Vernon and Goldberg correctly note, “Healthcare costs are the focus of most policy considerations because this demand is heavily subsidized by taxpayers. This subsidy, rather than the value of what is spent on healthcare is the main concern of legislators.” The more we centralize health care decisions into government bureaucracies the fiercer the political battles over that subsidy will become.

The reason we need federal CER, Avorn argues, is that while “of course, many new interventions clearly are better...we have no systematic way of collecting or disseminating such information.” Of course, in other areas of our economy we do have a way of disseminating information about the costs and benefits various products and services: markets.

In a February 2010 New England of Journal of Medicine perspective, Harvard University health care policy professor Milton Weinstein and Dartmouth College health care economist Jonathan Skinner suggested how markets could resolve the cost-effectiveness conundrum. They note that other countries are also confronting the problem determining the cost-effectiveness of various treatments. In the United Kingdom’s centralized health care system, the cost-effectiveness of treatments is determined by the National Institute for Health and Clinical Excellence (NICE). That agency, in general, will authorize a treatment if it costs less than about $50,000 per added year of life.

So why not turn the new Federal Coordinating Council for Comparative Effectiveness Research into something like NICE? “Americans have less tolerance for command-and-control regulation than those in many other countries, so it is unlikely that a NICE-style structure of explicit rationing will be acceptable to Congress and the American people,” observe Weinstein and Skinner. They add, “On the other hand, Americans appear to be more accepting than Europeans of the role of price in allocating health care.”
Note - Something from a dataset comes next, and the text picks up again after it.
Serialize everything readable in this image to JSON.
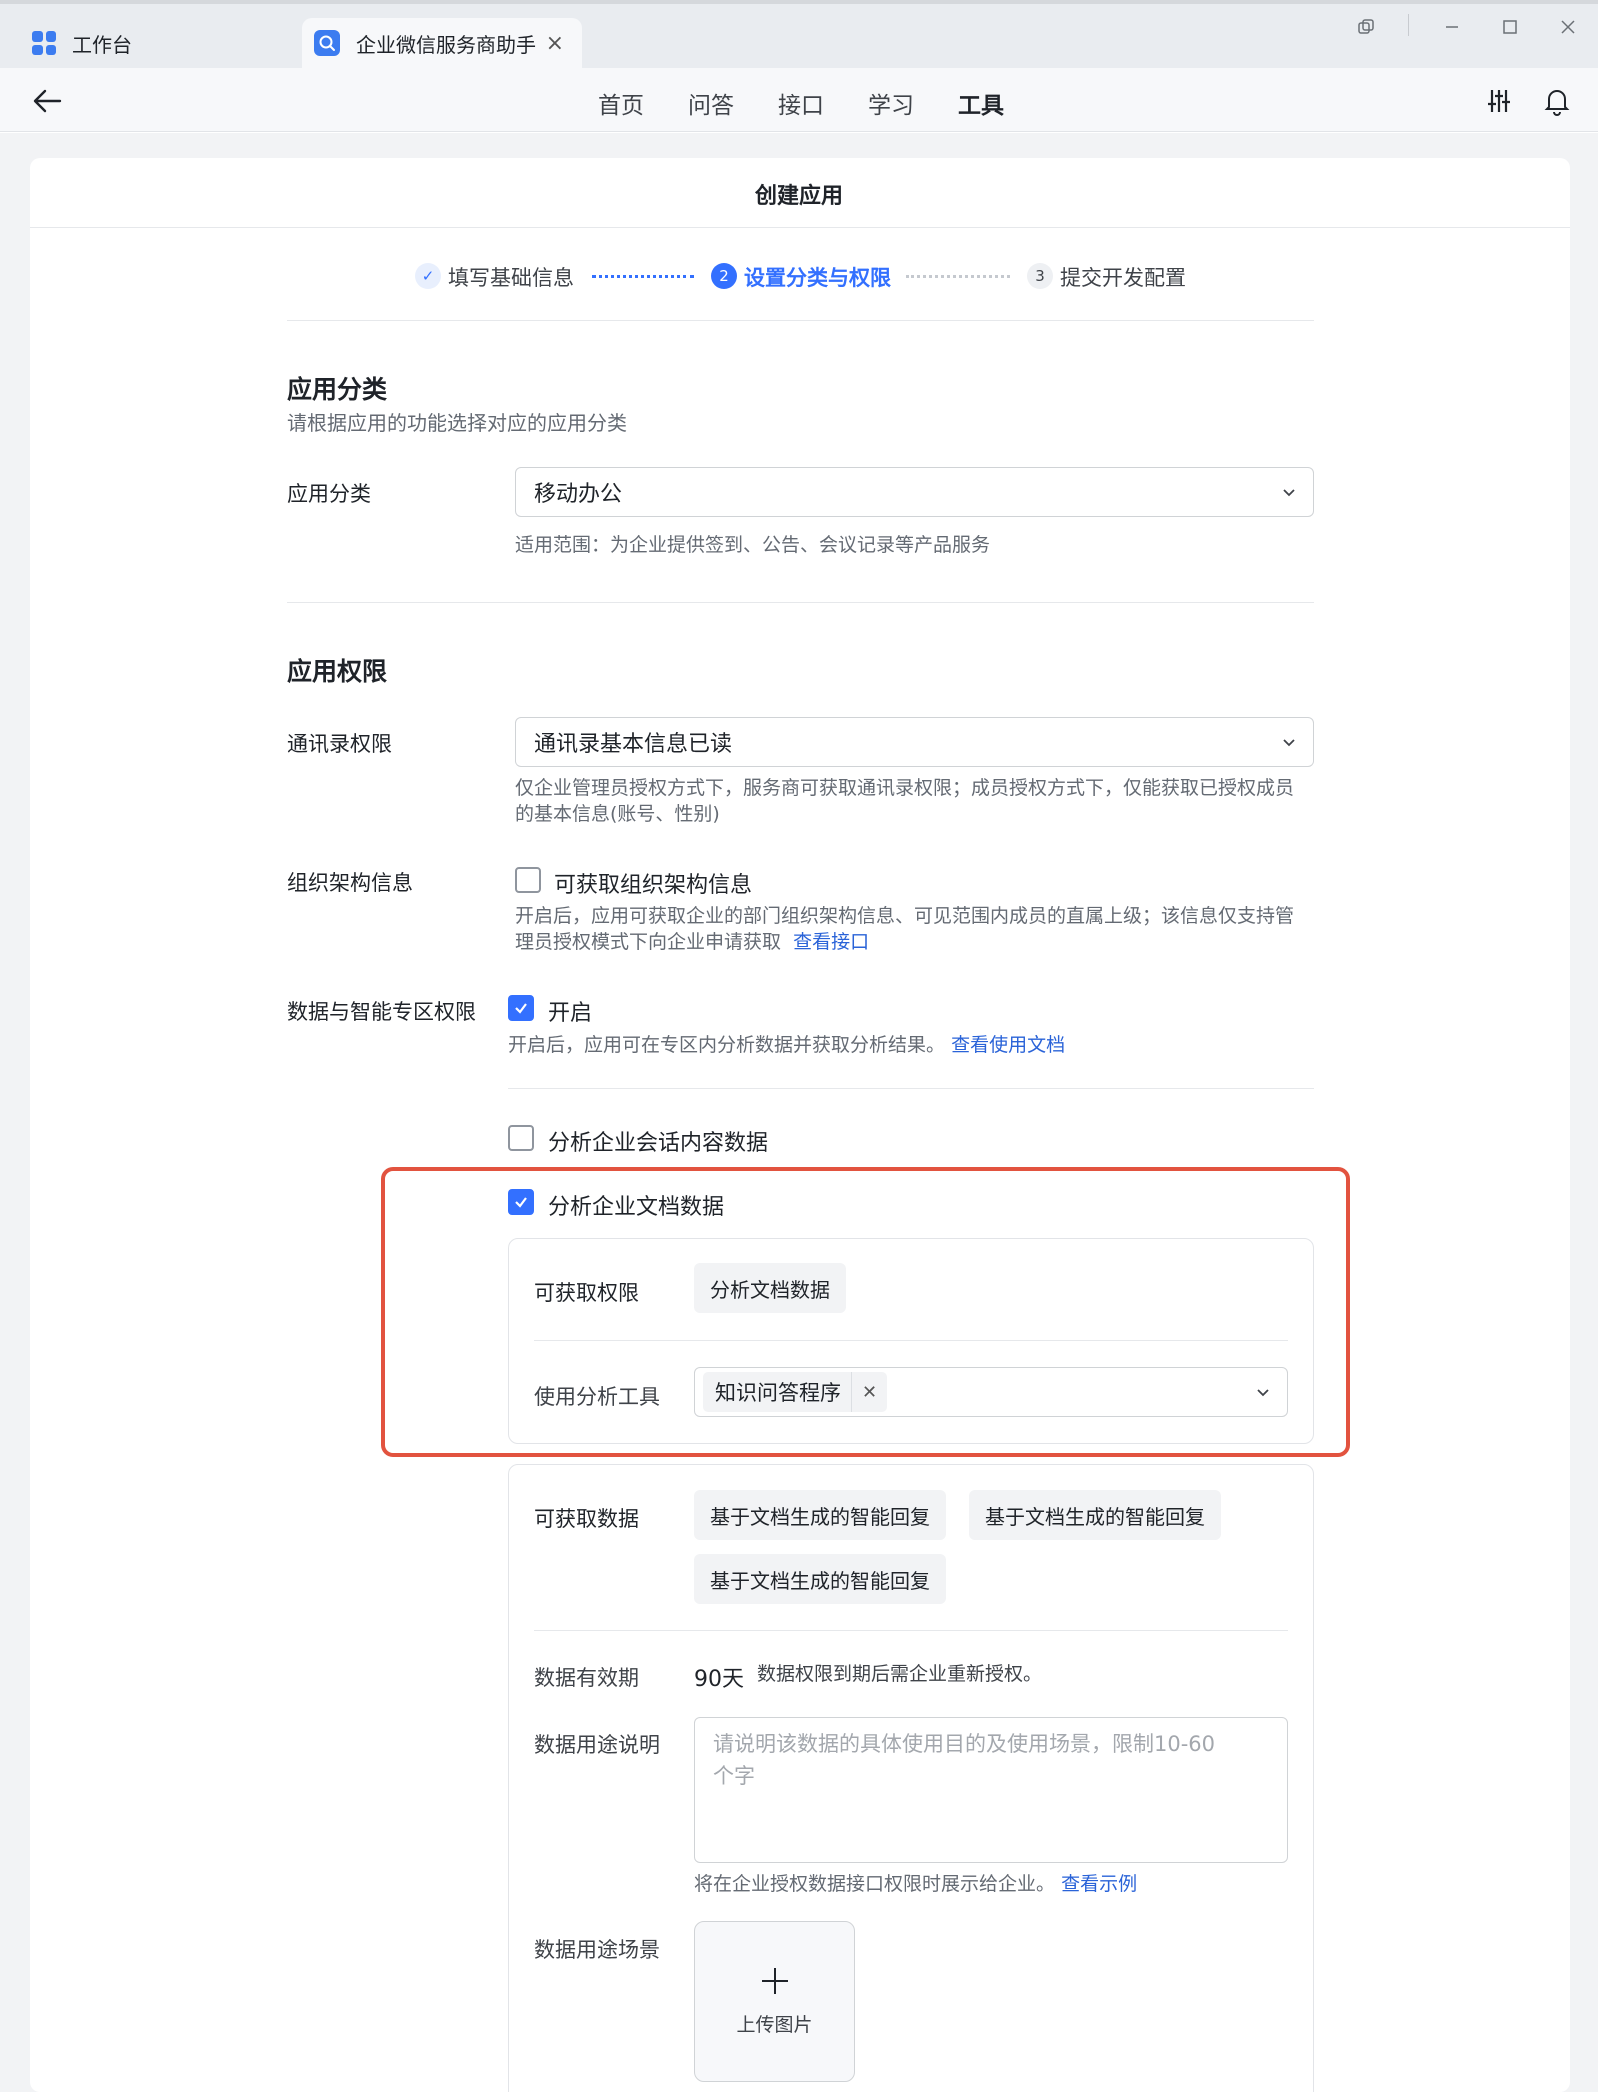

Markets are brilliantly effective mechanisms for collecting and disseminating information about the costs and benefits of products and services through prices. Weinstein and Skinner suggest that people be allowed to choose among various insurance policies, some of which will be cheaper because they will pay initially for inexpensive drugs and only switch them to expensive ones if necessary. On the other hand, other people might purchase a more expensive policy that gives immediate access to higher cost treatments.

Weinstein and Skinner do caution, “Any incentive schemes, whether linked to payments for individual services or to bundles of services through insurance packages, are subject to the caveat that patients may make unwise or irrational decisions.” Yes, but I suspect that Americans will be happier making their own trade-off decisions (unwise as they be may), instead of being subjected to those made by supposedly wiser and more rational federal bureaucrats.
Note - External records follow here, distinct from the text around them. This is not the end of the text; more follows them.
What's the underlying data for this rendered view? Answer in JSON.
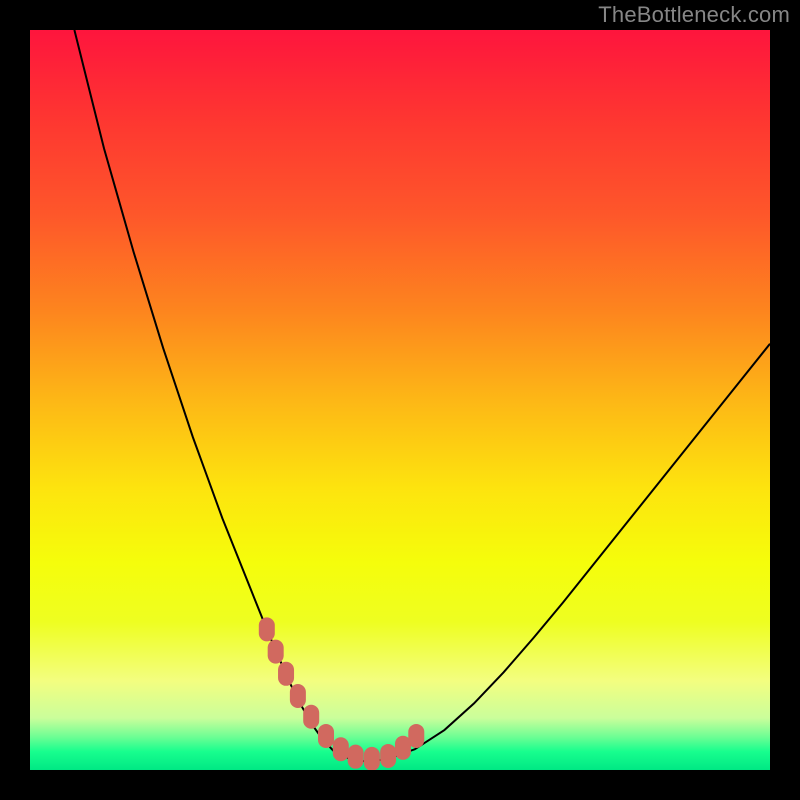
{
  "watermark": "TheBottleneck.com",
  "colors": {
    "frame": "#000000",
    "curve": "#000000",
    "marker_fill": "#d1695f",
    "marker_stroke": "#d1695f",
    "gradient_stops": [
      {
        "offset": 0.0,
        "color": "#fe153d"
      },
      {
        "offset": 0.12,
        "color": "#fe3631"
      },
      {
        "offset": 0.25,
        "color": "#fe572a"
      },
      {
        "offset": 0.38,
        "color": "#fd851e"
      },
      {
        "offset": 0.5,
        "color": "#fdb716"
      },
      {
        "offset": 0.62,
        "color": "#fde40e"
      },
      {
        "offset": 0.72,
        "color": "#f5fd0b"
      },
      {
        "offset": 0.8,
        "color": "#eefe21"
      },
      {
        "offset": 0.88,
        "color": "#f3fe80"
      },
      {
        "offset": 0.93,
        "color": "#cafe9b"
      },
      {
        "offset": 0.955,
        "color": "#6efe94"
      },
      {
        "offset": 0.975,
        "color": "#18fe8e"
      },
      {
        "offset": 1.0,
        "color": "#00e884"
      }
    ]
  },
  "chart_data": {
    "type": "line",
    "title": "",
    "xlabel": "",
    "ylabel": "",
    "xlim": [
      0,
      100
    ],
    "ylim": [
      0,
      100
    ],
    "series": [
      {
        "name": "bottleneck-curve",
        "x": [
          6,
          8,
          10,
          12,
          14,
          16,
          18,
          20,
          22,
          24,
          26,
          28,
          30,
          32,
          33.5,
          35,
          36.5,
          38,
          39.5,
          41,
          43,
          45,
          48,
          52,
          56,
          60,
          64,
          68,
          72,
          76,
          80,
          84,
          88,
          92,
          96,
          100
        ],
        "y": [
          100,
          92,
          84,
          77,
          70,
          63.5,
          57,
          51,
          45,
          39.5,
          34,
          29,
          24,
          19,
          15.5,
          12,
          9,
          6.3,
          4.2,
          2.6,
          1.6,
          1.2,
          1.4,
          2.8,
          5.4,
          9.0,
          13.2,
          17.8,
          22.6,
          27.6,
          32.6,
          37.6,
          42.6,
          47.6,
          52.6,
          57.6
        ]
      }
    ],
    "markers": {
      "name": "optimal-region",
      "x": [
        32.0,
        33.2,
        34.6,
        36.2,
        38.0,
        40.0,
        42.0,
        44.0,
        46.2,
        48.4,
        50.4,
        52.2
      ],
      "y": [
        19.0,
        16.0,
        13.0,
        10.0,
        7.2,
        4.6,
        2.8,
        1.8,
        1.5,
        1.9,
        3.0,
        4.6
      ]
    }
  }
}
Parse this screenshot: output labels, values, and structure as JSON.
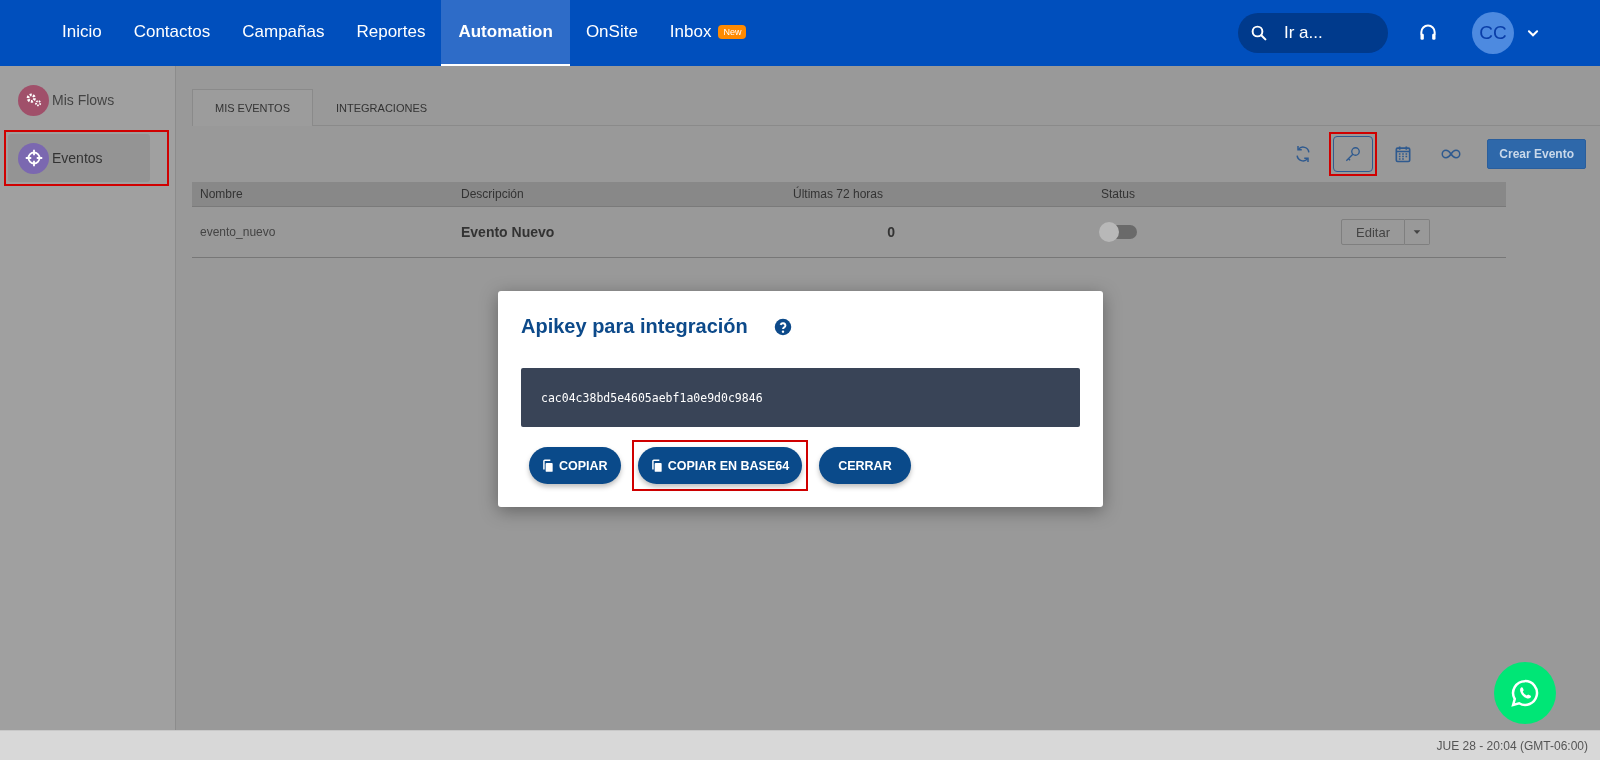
{
  "nav": {
    "items": [
      {
        "label": "Inicio",
        "selected": false
      },
      {
        "label": "Contactos",
        "selected": false
      },
      {
        "label": "Campañas",
        "selected": false
      },
      {
        "label": "Reportes",
        "selected": false
      },
      {
        "label": "Automation",
        "selected": true
      },
      {
        "label": "OnSite",
        "selected": false
      },
      {
        "label": "Inbox",
        "selected": false,
        "badge": "New"
      }
    ],
    "search": {
      "placeholder": "Ir a..."
    },
    "avatar": "CC"
  },
  "sidebar": {
    "items": [
      {
        "label": "Mis Flows",
        "kind": "flows",
        "color": "#a0506a",
        "selected": false,
        "highlighted": false
      },
      {
        "label": "Eventos",
        "kind": "events",
        "color": "#7b68b0",
        "selected": true,
        "highlighted": true
      }
    ]
  },
  "tabs": [
    {
      "label": "MIS EVENTOS",
      "selected": true
    },
    {
      "label": "INTEGRACIONES",
      "selected": false
    }
  ],
  "toolbar": {
    "tools": [
      {
        "kind": "refresh",
        "highlighted": false
      },
      {
        "kind": "key",
        "highlighted": true
      },
      {
        "kind": "calendar",
        "highlighted": false
      },
      {
        "kind": "infinity",
        "highlighted": false
      }
    ],
    "create_button": "Crear Evento"
  },
  "table": {
    "columns": [
      "Nombre",
      "Descripción",
      "Últimas 72 horas",
      "Status"
    ],
    "rows": [
      {
        "nombre": "evento_nuevo",
        "descripcion": "Evento Nuevo",
        "ultimas": "0",
        "status_on": false,
        "action": "Editar"
      }
    ]
  },
  "modal": {
    "title": "Apikey para integración",
    "apikey": "cac04c38bd5e4605aebf1a0e9d0c9846",
    "buttons": [
      {
        "label": "COPIAR",
        "kind": "copy",
        "highlighted": false
      },
      {
        "label": "COPIAR EN BASE64",
        "kind": "copy",
        "highlighted": true
      },
      {
        "label": "CERRAR",
        "kind": "plain",
        "highlighted": false
      }
    ]
  },
  "status_bar": "JUE 28 - 20:04 (GMT-06:00)"
}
Until now, government health care subsidies in the form of Medicare, Medicaid, and SCHIP have been effectively unlimited. Something like Rep. Paul Ryan’s (R-Wisc.) proposal to turn Medicare into a voucher program in which seniors would purchase private health insurance would introduce competition. Ryan’s proposal would shift making health care tradeoffs from bureaucrats concerned about public budgets to consumers concerned about their own budgets. This would put downward pressure on prices and tend to rein in health care costs. Price competition might even reduce the amount invested in pharmaceutical and medical device R&D. In any case, consumers, not bureaucrats, should be the ones making comparative effectiveness decisions about health care.
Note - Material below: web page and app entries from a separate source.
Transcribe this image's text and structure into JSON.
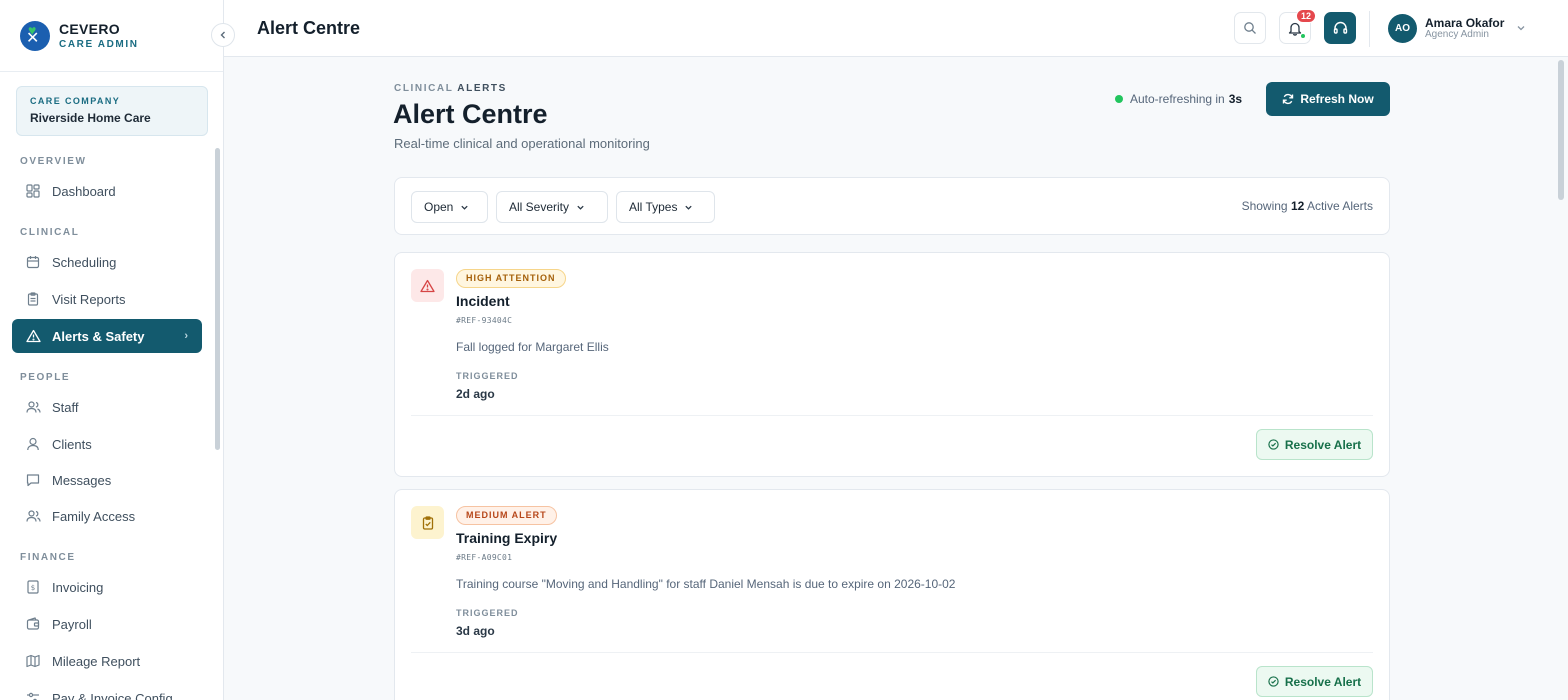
{
  "brand": {
    "name": "CEVERO",
    "sub": "CARE ADMIN"
  },
  "company": {
    "label": "CARE COMPANY",
    "name": "Riverside Home Care"
  },
  "nav": {
    "sections": [
      {
        "label": "OVERVIEW",
        "items": [
          {
            "label": "Dashboard",
            "icon": "dashboard-icon"
          }
        ]
      },
      {
        "label": "CLINICAL",
        "items": [
          {
            "label": "Scheduling",
            "icon": "calendar-icon"
          },
          {
            "label": "Visit Reports",
            "icon": "clipboard-icon"
          },
          {
            "label": "Alerts & Safety",
            "icon": "warning-icon",
            "active": true
          }
        ]
      },
      {
        "label": "PEOPLE",
        "items": [
          {
            "label": "Staff",
            "icon": "users-icon"
          },
          {
            "label": "Clients",
            "icon": "user-icon"
          },
          {
            "label": "Messages",
            "icon": "message-icon"
          },
          {
            "label": "Family Access",
            "icon": "family-icon"
          }
        ]
      },
      {
        "label": "FINANCE",
        "items": [
          {
            "label": "Invoicing",
            "icon": "invoice-icon"
          },
          {
            "label": "Payroll",
            "icon": "wallet-icon"
          },
          {
            "label": "Mileage Report",
            "icon": "map-icon"
          },
          {
            "label": "Pay & Invoice Config",
            "icon": "sliders-icon"
          }
        ]
      }
    ]
  },
  "topbar": {
    "title": "Alert Centre",
    "notification_count": "12",
    "user": {
      "initials": "AO",
      "name": "Amara Okafor",
      "role": "Agency Admin"
    }
  },
  "page": {
    "crumb_1": "CLINICAL",
    "crumb_2": "ALERTS",
    "title": "Alert Centre",
    "subtitle": "Real-time clinical and operational monitoring",
    "refresh_prefix": "Auto-refreshing in",
    "refresh_seconds": "3s",
    "refresh_button": "Refresh Now"
  },
  "filters": {
    "status": "Open",
    "severity": "All Severity",
    "type": "All Types",
    "showing_prefix": "Showing",
    "showing_count": "12",
    "showing_suffix": "Active Alerts"
  },
  "alerts": [
    {
      "severity": "HIGH ATTENTION",
      "title": "Incident",
      "ref": "#REF-93404C",
      "description": "Fall logged for Margaret Ellis",
      "triggered_label": "TRIGGERED",
      "triggered": "2d ago",
      "action": "Resolve Alert",
      "colors": {
        "icon_bg": "#fde8e8",
        "icon": "#d64545",
        "badge_bg": "#fff6e0",
        "badge_border": "#f6d58a",
        "badge_text": "#a5600a"
      }
    },
    {
      "severity": "MEDIUM ALERT",
      "title": "Training Expiry",
      "ref": "#REF-A09C01",
      "description": "Training course \"Moving and Handling\" for staff Daniel Mensah is due to expire on 2026-10-02",
      "triggered_label": "TRIGGERED",
      "triggered": "3d ago",
      "action": "Resolve Alert",
      "colors": {
        "icon_bg": "#fdf3cf",
        "icon": "#a07008",
        "badge_bg": "#fff1e8",
        "badge_border": "#f6c3a2",
        "badge_text": "#b7471a"
      }
    }
  ],
  "colors": {
    "primary": "#135a6e",
    "success": "#22c55e",
    "danger": "#e5484d"
  }
}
Ronald Bailey is Reason's science correspondent. His book Liberation Biology: The Scientific and Moral Case for the Biotech Revolution is now available from Prometheus Books.